Independent Workplace Investigations
The need for independent workplace investigations has experienced exponential growth. They are carried out for a varierty of different reasons.
For example, a Board might need to indepedently investigate serious misconduct complaints about a director/shareholder; sometimes just as matter of good corporate governance, or to help counter potential allegations of unfair prejudice where the director concerned is also a shareholder and is therefore subject to good leaver/bad leaver provisions in a shareholders agreement.
In addition, independent workplace investigations are commonly undertaken when an organisation receives a serious discrimination, bullying, or whistleblowing complaint made by an employee which could result in both adverse publicity, and high value litigation.
For regulated organisations having complaints dealt with both expeditiously and externally can help prevent a regulator from commencing its own formal investigation.
An important consideration with regards to managing an investigation either in-house, or externally, is that the business will not be able to claim legal privilege for most aspects of the investigation.
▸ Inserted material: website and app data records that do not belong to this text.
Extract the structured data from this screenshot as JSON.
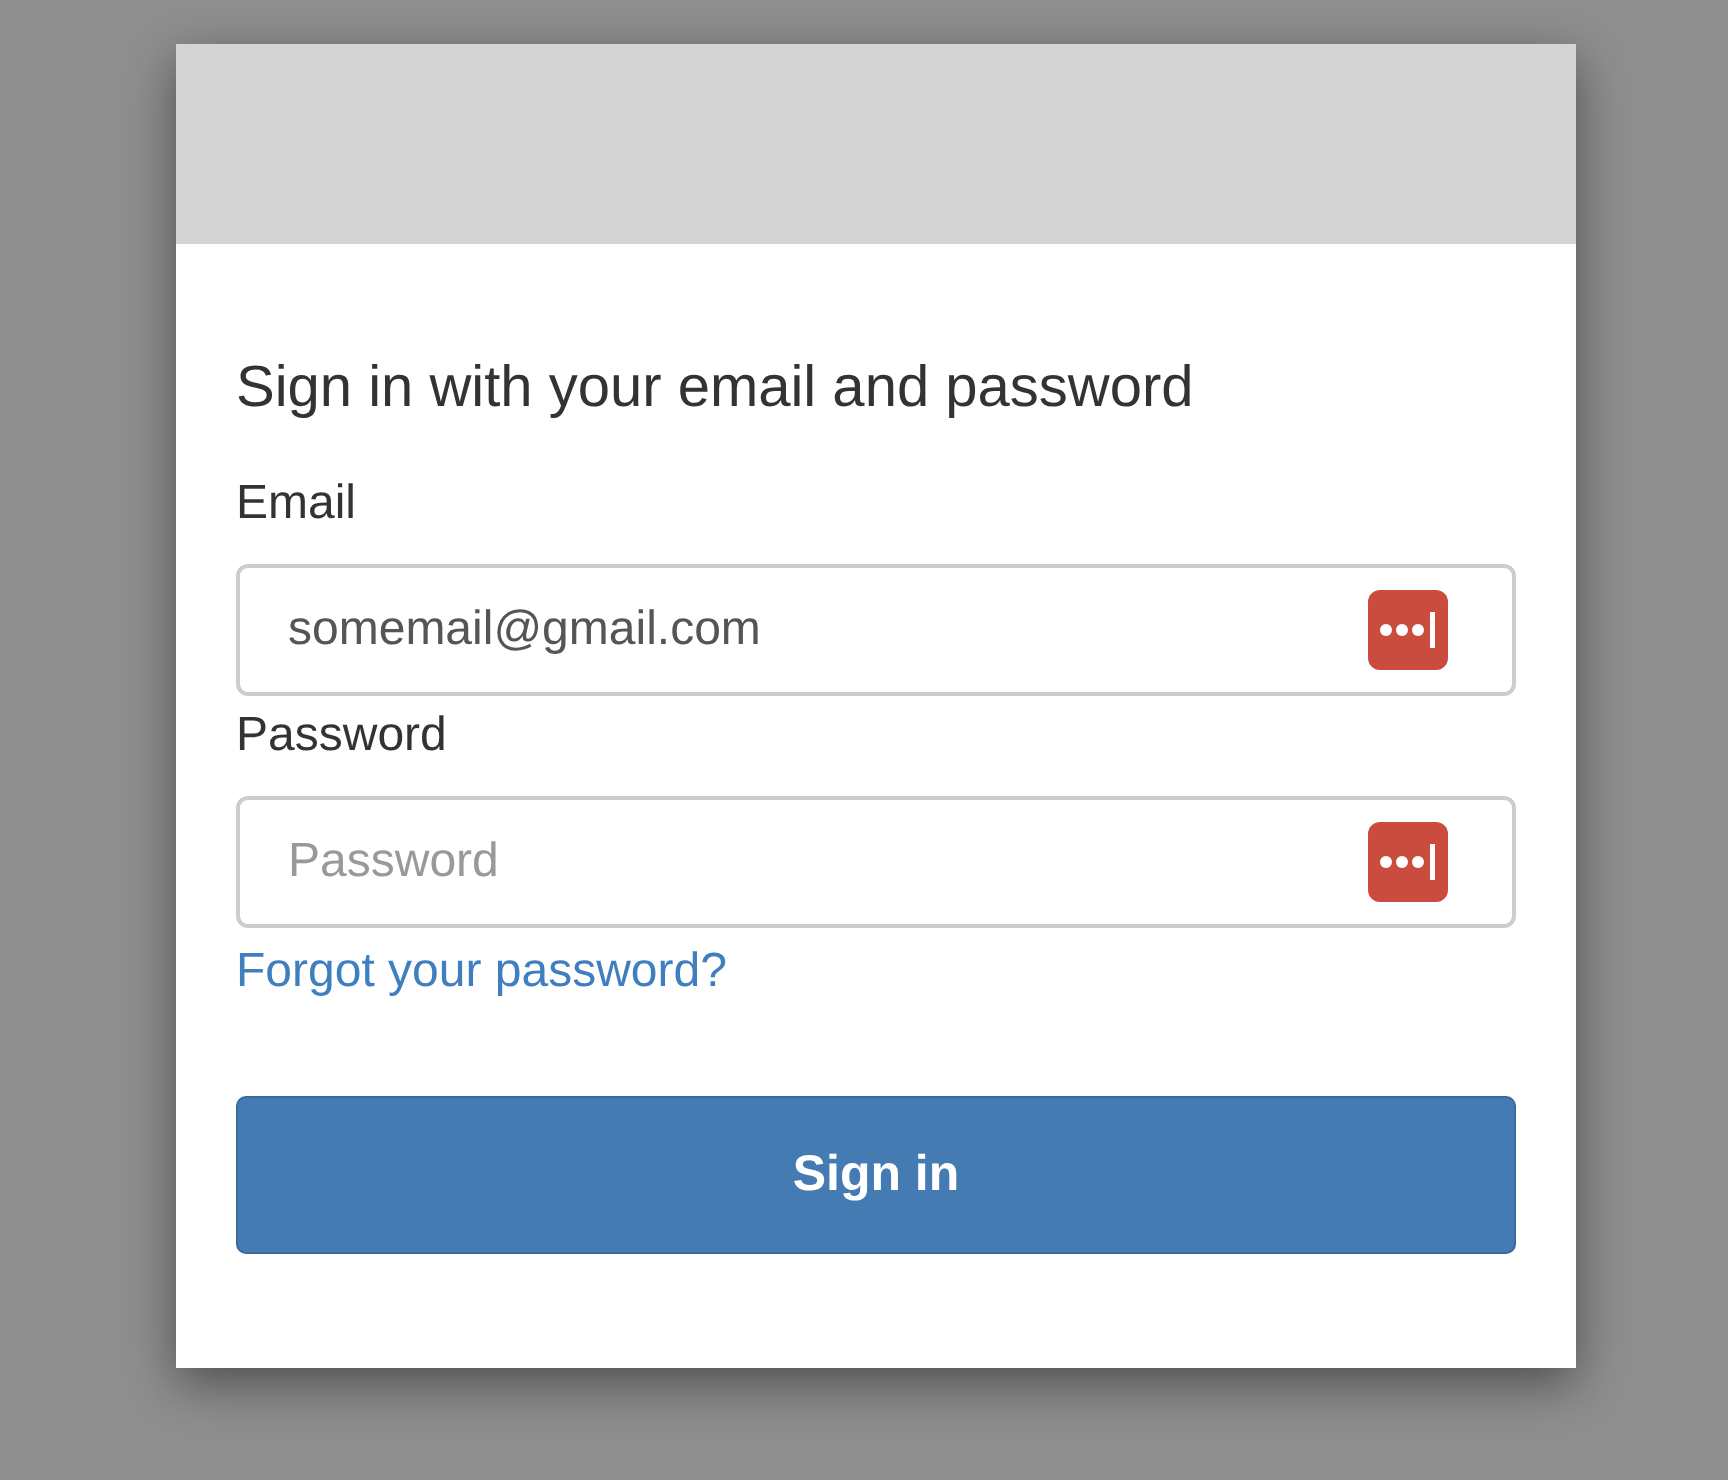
{
  "heading": "Sign in with your email and password",
  "fields": [
    {
      "label": "Email",
      "value": "somemail@gmail.com",
      "kind": "text"
    },
    {
      "label": "Password",
      "placeholder": "Password",
      "kind": "password"
    }
  ],
  "forgot_link": "Forgot your password?",
  "submit_button": "Sign in"
}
Even if it is carried out by in-house lawyers there are limits as to the extent which legal advice privilege can be claimed.
Organisations need to be mindful that any work carried out by auditors, forensic accountants will generally not be privileged.
So, the starting point for any independent investigation is for the organisation to define which of its employees will be “the client” for the purposes of communicating with external lawyers and accessing confidential documents. The group is likely to be restricted to just a few directors and key personnel. By doing so it helps to control the dissemination of advice thereby helping to protect legal advice privilege.
Instructing private investigators needs to be undertaken with extreme caution. Done without good reason, and without appropriate authorisations may lead organisations to fall foul both of the law and breach the Information Commissioner’s Guidance.
Depending on the nature of an investigation, organisations will need to consider which employees need be informed about it. In some instances where the matter is serious and potentially extremely newsworthy, then the entire organisation may need to be forewarned if only to head off rumour and speculation, remind staff about their duty of confidentiality, and to preserve documents.
In terms of interviewing employees, thought needs to be given about who to interview. As a general rule it is generally advisable to start with the most junior employees and move up the hierarchy. How much information should an interviewee be given in advance of any meeting? Some employees are often reticent about being interviewed unless they are provided with all the questions in advance. What documents will these employees need to refer to, and how far in advance should any information be provided especially where documents are sensitive?
With regards to drafting an investigation report it is worth thinking about whether to have initial conversations first about potential findings before any final non-privileged document is created. The report should only be shared with individuals who are properly regarded as the client. If it does need to be shared with third parties then thought should be given to securing a limited waiver of privilege.